» What is needed: Of all the lines in the records below, copy only those that contain the string "your".

(Data records for software interfaces)
[Start of section]

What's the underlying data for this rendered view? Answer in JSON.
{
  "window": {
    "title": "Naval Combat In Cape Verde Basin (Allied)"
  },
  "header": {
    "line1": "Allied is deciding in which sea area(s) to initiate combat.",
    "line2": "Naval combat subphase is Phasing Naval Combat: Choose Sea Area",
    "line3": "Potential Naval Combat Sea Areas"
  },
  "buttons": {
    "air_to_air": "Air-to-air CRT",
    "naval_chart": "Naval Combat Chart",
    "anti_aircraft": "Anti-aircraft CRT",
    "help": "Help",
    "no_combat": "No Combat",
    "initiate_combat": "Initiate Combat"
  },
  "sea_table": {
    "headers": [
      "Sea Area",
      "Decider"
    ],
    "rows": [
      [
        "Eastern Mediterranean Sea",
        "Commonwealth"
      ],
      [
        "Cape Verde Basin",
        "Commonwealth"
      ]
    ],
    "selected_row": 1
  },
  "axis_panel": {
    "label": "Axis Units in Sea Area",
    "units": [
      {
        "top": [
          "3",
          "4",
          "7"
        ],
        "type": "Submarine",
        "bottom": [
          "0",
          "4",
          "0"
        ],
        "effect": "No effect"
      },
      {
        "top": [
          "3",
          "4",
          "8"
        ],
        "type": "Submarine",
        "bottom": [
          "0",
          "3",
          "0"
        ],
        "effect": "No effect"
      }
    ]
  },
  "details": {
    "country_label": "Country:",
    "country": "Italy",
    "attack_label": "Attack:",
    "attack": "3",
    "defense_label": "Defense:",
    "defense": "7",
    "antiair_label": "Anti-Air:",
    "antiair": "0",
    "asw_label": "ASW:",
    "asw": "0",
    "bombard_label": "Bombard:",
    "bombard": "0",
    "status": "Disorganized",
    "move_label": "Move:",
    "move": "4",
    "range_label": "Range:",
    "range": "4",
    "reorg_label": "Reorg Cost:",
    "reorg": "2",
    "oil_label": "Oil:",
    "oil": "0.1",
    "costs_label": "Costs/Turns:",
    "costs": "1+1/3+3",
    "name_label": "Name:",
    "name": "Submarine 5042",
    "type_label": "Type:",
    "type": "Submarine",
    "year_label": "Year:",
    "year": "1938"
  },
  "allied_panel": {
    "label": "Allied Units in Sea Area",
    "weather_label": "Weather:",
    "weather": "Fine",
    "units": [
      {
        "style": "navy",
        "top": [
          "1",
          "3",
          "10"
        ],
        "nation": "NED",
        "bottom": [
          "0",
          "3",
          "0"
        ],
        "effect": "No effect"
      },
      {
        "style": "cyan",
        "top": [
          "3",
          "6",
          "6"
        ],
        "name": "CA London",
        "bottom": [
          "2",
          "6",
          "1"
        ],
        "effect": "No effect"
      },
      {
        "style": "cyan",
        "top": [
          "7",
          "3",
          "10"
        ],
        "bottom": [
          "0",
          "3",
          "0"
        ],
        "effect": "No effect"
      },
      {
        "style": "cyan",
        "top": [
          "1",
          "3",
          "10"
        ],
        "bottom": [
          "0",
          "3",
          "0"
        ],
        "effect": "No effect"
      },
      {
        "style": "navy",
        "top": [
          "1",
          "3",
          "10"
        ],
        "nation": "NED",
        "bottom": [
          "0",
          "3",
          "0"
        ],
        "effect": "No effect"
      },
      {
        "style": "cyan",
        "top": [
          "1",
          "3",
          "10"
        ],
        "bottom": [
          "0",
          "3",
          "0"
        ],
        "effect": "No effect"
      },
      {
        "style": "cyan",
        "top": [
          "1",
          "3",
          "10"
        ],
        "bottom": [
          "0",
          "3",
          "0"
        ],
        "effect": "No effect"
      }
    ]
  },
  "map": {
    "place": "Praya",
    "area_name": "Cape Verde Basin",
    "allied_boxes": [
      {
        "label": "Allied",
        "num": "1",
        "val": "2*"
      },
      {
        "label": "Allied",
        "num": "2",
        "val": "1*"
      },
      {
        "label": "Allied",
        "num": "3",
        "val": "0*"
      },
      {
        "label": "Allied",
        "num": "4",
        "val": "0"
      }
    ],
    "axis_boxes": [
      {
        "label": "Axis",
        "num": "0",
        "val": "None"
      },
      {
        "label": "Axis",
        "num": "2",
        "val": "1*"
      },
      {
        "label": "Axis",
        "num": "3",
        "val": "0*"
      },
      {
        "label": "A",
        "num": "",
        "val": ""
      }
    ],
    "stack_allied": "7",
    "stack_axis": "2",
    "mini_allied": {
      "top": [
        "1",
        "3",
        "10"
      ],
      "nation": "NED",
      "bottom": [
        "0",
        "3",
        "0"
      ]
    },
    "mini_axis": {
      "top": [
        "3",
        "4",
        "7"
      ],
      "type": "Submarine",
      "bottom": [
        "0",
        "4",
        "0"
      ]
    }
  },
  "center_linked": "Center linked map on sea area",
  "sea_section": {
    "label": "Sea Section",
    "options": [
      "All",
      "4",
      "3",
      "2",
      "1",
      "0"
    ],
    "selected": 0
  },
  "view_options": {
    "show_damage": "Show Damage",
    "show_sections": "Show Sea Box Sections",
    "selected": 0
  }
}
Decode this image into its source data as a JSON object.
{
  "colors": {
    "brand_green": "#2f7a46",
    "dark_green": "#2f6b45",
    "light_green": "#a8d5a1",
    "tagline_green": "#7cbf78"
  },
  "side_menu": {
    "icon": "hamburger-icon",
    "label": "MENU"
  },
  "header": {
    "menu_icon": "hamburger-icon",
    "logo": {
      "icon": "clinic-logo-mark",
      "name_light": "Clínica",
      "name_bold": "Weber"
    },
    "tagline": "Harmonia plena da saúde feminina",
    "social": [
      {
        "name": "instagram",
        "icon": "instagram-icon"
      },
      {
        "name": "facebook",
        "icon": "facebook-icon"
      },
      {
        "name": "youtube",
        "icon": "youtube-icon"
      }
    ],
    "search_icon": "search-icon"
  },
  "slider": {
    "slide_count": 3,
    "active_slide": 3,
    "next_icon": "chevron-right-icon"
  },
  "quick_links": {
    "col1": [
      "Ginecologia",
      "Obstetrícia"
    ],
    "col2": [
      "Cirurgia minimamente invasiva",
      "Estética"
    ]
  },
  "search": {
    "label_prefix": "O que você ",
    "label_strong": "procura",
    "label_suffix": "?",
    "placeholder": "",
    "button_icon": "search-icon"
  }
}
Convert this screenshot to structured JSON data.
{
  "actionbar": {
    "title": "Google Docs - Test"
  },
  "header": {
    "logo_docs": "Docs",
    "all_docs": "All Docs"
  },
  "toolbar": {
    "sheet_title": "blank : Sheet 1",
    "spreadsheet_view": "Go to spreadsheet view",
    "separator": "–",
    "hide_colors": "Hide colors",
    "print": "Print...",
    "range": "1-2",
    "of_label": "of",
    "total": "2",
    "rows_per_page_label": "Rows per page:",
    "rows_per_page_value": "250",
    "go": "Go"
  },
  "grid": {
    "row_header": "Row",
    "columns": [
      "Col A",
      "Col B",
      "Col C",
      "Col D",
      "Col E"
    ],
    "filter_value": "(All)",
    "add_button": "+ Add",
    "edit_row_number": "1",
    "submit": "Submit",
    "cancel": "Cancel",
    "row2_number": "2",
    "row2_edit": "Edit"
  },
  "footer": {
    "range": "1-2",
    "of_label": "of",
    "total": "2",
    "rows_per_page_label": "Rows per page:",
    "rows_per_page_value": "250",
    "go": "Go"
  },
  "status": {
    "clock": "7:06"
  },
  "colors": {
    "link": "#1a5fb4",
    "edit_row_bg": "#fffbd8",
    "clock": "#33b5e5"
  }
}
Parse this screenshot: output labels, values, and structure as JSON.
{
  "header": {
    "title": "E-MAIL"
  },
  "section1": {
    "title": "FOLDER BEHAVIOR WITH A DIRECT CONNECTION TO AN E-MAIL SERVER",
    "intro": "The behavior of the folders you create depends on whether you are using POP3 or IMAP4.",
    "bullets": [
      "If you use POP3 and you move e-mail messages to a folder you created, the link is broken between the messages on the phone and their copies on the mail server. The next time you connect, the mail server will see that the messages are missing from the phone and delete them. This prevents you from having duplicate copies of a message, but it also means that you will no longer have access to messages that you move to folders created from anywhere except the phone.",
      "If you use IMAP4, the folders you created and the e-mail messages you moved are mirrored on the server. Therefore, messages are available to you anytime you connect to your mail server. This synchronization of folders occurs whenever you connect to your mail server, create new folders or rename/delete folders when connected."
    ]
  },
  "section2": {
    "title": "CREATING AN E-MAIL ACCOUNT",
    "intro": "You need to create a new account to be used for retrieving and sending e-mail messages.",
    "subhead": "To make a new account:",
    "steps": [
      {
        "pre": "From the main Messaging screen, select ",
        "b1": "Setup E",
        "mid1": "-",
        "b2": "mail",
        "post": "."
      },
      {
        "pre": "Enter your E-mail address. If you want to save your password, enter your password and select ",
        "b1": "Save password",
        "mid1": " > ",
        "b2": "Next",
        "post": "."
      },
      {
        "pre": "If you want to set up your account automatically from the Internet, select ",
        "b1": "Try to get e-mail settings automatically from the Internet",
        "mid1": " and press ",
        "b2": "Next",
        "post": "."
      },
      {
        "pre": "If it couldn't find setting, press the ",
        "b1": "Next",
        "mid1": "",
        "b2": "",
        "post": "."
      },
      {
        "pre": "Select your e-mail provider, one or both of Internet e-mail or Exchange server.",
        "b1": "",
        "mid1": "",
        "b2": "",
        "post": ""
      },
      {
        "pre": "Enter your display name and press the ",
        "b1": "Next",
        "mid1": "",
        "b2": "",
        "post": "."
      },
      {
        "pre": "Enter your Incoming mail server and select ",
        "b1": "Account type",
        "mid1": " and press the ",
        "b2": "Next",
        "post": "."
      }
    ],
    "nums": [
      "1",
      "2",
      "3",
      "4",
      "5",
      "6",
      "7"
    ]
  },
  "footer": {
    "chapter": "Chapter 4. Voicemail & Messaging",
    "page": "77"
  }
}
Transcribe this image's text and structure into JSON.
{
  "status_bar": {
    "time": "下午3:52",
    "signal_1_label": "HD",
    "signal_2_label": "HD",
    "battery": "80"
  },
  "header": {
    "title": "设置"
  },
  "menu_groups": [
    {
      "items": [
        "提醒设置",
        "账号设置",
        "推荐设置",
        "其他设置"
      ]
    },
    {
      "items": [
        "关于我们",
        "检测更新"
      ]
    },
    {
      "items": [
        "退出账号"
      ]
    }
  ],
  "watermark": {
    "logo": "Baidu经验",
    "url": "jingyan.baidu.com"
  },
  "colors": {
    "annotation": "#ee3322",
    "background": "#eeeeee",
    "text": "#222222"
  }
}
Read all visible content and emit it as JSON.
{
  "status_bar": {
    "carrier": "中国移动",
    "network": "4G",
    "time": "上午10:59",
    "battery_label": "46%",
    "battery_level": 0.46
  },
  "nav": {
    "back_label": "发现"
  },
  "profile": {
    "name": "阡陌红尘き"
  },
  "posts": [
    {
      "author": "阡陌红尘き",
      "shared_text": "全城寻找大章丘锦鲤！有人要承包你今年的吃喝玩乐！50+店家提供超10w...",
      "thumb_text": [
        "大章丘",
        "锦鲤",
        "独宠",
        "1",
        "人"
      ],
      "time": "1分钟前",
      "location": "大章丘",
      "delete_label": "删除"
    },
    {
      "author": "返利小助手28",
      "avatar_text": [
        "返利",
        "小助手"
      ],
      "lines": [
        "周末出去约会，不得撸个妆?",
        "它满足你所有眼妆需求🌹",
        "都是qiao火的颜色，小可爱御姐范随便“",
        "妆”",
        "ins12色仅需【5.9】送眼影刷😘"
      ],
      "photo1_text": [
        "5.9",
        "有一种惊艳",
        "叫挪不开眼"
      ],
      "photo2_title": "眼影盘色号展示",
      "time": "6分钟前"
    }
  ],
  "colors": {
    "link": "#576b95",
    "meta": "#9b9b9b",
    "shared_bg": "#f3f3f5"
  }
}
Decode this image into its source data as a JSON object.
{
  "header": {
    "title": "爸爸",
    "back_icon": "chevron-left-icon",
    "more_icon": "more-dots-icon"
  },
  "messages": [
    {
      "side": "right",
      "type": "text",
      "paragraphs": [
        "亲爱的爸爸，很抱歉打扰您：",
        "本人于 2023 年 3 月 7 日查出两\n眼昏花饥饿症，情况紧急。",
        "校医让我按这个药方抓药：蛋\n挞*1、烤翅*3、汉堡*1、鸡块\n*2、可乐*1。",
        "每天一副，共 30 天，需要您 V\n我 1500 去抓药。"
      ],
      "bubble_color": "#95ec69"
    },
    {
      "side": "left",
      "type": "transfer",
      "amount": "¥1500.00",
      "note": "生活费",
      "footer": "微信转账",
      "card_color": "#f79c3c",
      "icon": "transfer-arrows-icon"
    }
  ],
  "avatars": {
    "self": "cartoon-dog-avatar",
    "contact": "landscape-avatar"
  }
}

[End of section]

» Response to the task:
      "If you use IMAP4, the folders you created and the e-mail messages you moved are mirrored on the server. Therefore, messages are available to you anytime you connect to your mail server. This synchronization of folders occurs whenever you connect to your mail server, create new folders or rename/delete folders when connected."
        "pre": "Enter your E-mail address. If you want to save your password, enter your password and select ",
        "pre": "If you want to set up your account automatically from the Internet, select ",
        "pre": "Select your e-mail provider, one or both of Internet e-mail or Exchange server.",
        "pre": "Enter your display name and press the ",
        "pre": "Enter your Incoming mail server and select ",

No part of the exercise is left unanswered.